Today, a group of international scientists will move the hands of the symbolic "Doomsday Clock" for the first time in two years.
The clock, which is maintained by the Bulletin of the Atomic Scientists, reflects how close civilization is to "catastrophic destruction." First set at seven minutes to midnight, the clock has been moved only 18 times since its creation in 1947.
In 2007, it was changed from seven to five minutes to midnight to reflect the threat of a "second nuclear age" and the challenges presented by global warming. The last time the clock was moved within five minutes of midnight was during the final days of the Cold War in 1984.
The Bulletin, which includes more than a dozen Nobel laureates, has not disclosed any information regarding which way the hands of the clock will move today.
"Some people may be surprised. Others will say, 'That's what I thought,'" said Lawrence M. Krauss, co-chair of the Bulletin's Board of Sponsors and a professor at Arizona State University's School of Earth and Space Exploration and its physics department.
The scientists will announce their decision at 10 a.m. EST in New York City, but anyone with an Internet connection is invited to watch the event online at TurnBacktheClock.org.
Krauss declined to elaborate on the upcoming announcement, but in a recent Scientific American column he wrote, "The clock has served for nearly 65 years as an international symbol of the level of risk that the world faces from nuclear weapons and, more recently, from all potentially globally destructive technologies."
Founded by a group of scientists who worked in the Manhattan Project, the Bulletin of Atomic Scientist initially created the Doomsday Clock to convey the world's vulnerability to nuclear catastrophe.
But over the years, the clock has come to reflect the threats posed by climate change, nuclear terrorism and biological weapons.
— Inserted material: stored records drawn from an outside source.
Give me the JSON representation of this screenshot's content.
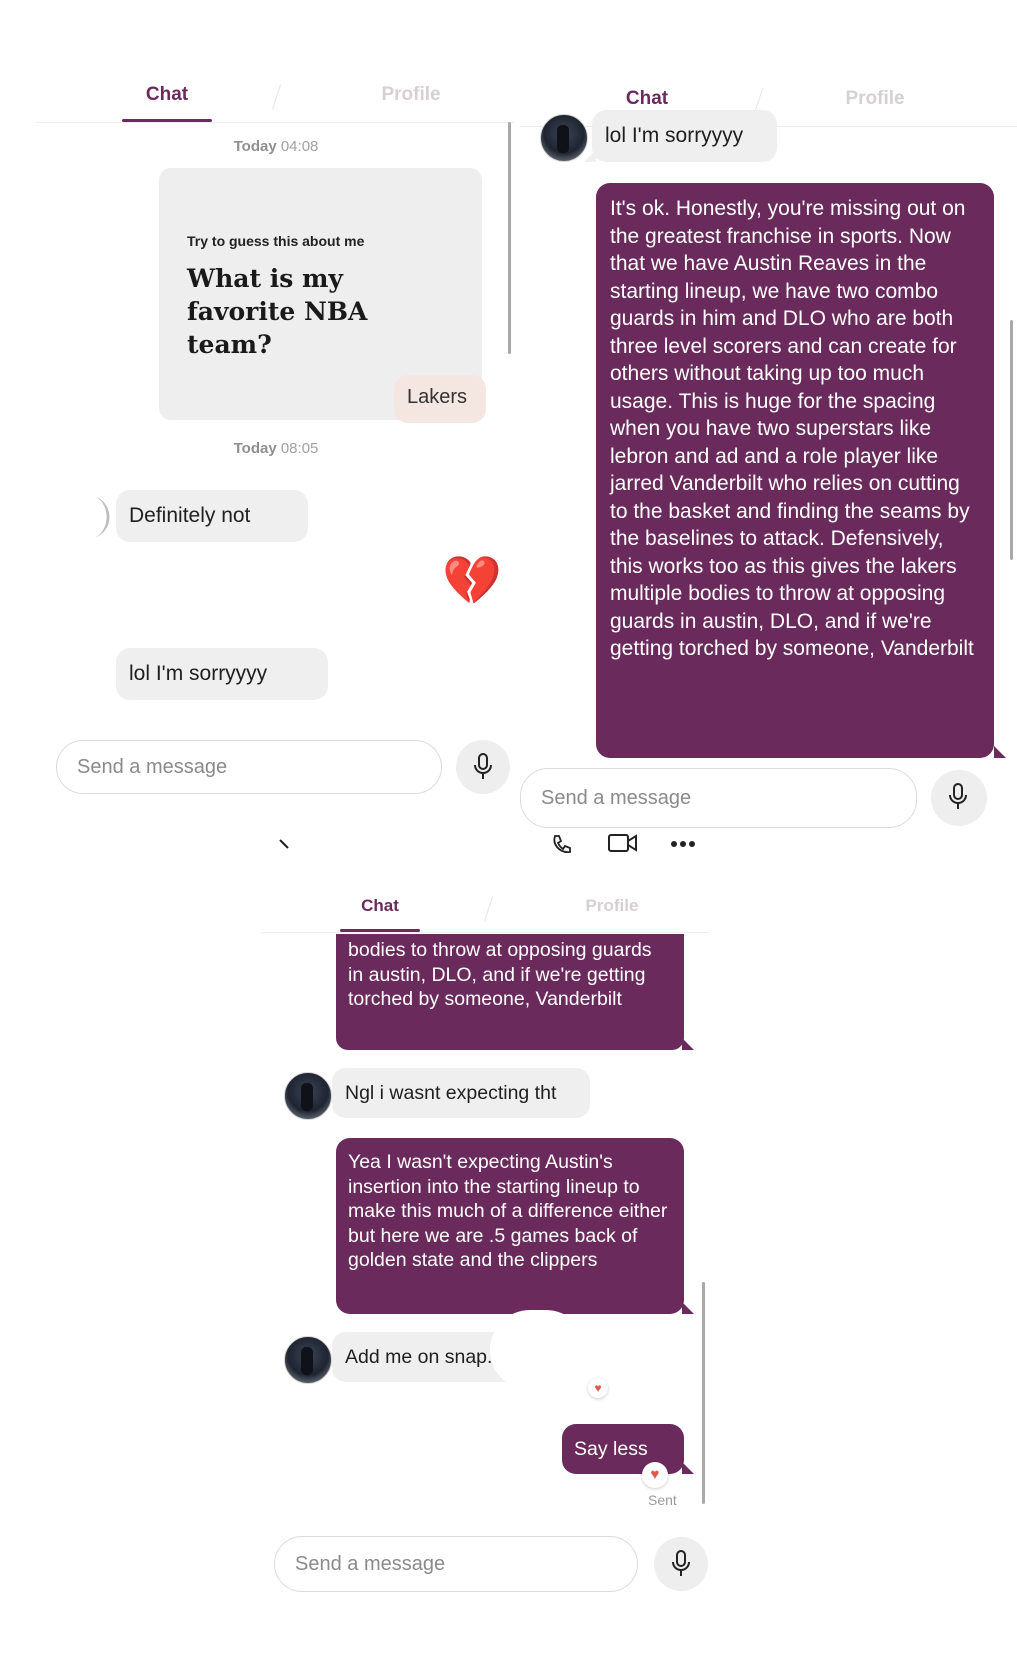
{
  "tabs": {
    "chat": "Chat",
    "profile": "Profile"
  },
  "panel1": {
    "ts1": {
      "day": "Today",
      "time": "04:08"
    },
    "prompt": {
      "label": "Try to guess this about me",
      "question": "What is my favorite NBA team?"
    },
    "answer": "Lakers",
    "ts2": {
      "day": "Today",
      "time": "08:05"
    },
    "msg_in_1": "Definitely not",
    "reaction_emoji": "💔",
    "msg_in_2": "lol I'm sorryyyy",
    "input_placeholder": "Send a message"
  },
  "panel2": {
    "msg_in": "lol I'm sorryyyy",
    "msg_out": "It's ok. Honestly, you're missing out on the greatest franchise in sports. Now that we have Austin Reaves in the starting lineup, we have two combo guards in him and DLO who are both three level scorers and can create for others without taking up too much usage. This is huge for the spacing when you have two superstars like lebron and ad and a role player like jarred Vanderbilt who relies on cutting to the basket and finding the seams by the baselines to attack. Defensively, this works too as this gives the lakers multiple bodies to throw at opposing guards in austin, DLO, and if we're getting torched by someone, Vanderbilt",
    "input_placeholder": "Send a message"
  },
  "panel3": {
    "msg_out_1": "bodies to throw at opposing guards in austin, DLO, and if we're getting torched by someone, Vanderbilt",
    "msg_in_1": "Ngl i wasnt expecting tht",
    "msg_out_2": "Yea I wasn't expecting Austin's insertion into the starting lineup to make this much of a difference either but here we are .5 games back of golden state and the clippers",
    "msg_in_2": "Add me on snap.",
    "msg_out_3": "Say less",
    "status": "Sent",
    "input_placeholder": "Send a message"
  },
  "colors": {
    "accent": "#6a2a5c",
    "incoming": "#efefef",
    "answer": "#f4e6e0"
  },
  "icons": [
    "mic-icon",
    "phone-icon",
    "video-icon",
    "more-icon",
    "heart-icon",
    "back-icon"
  ]
}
Though the matrix of threats has shifted since the clock's inception, security experts say it still maintains its significance.
"I think that the context has dramatically changed since the end of the Cold War. Everyone lived in a certain level of apprehension. ... The nuclear confrontation was salient and palpable," said Bruce Blair, president of the Washington, D.C.-based think tank World Security Institute. "The clock was a shorthand summary of where we stood."
The prospect of nuclear war with Russia is no longer front and center, he said, but other threats have emerged and deserve attention.
Nuclear stalemates with North Korea and Iran and the recent failure to secure an international accord at the climate conference in Copenhagen are three of the greatest threats facing the world right now, he said.
Though he suggested that Obama's leadership and commitment to a nuclear-free world could move the clock one more minute away from midnight, he said, "[These are] three worsening threats that probably will warrant the Bulletin to move the clock forward at least a minute, maybe two."
Spencer Weart, a science historian and former director of the Center for History of Physics at the American Institute of Physics in College Park, Md., said that at this point the clock, in some ways, serves as a reminder of how times have changed.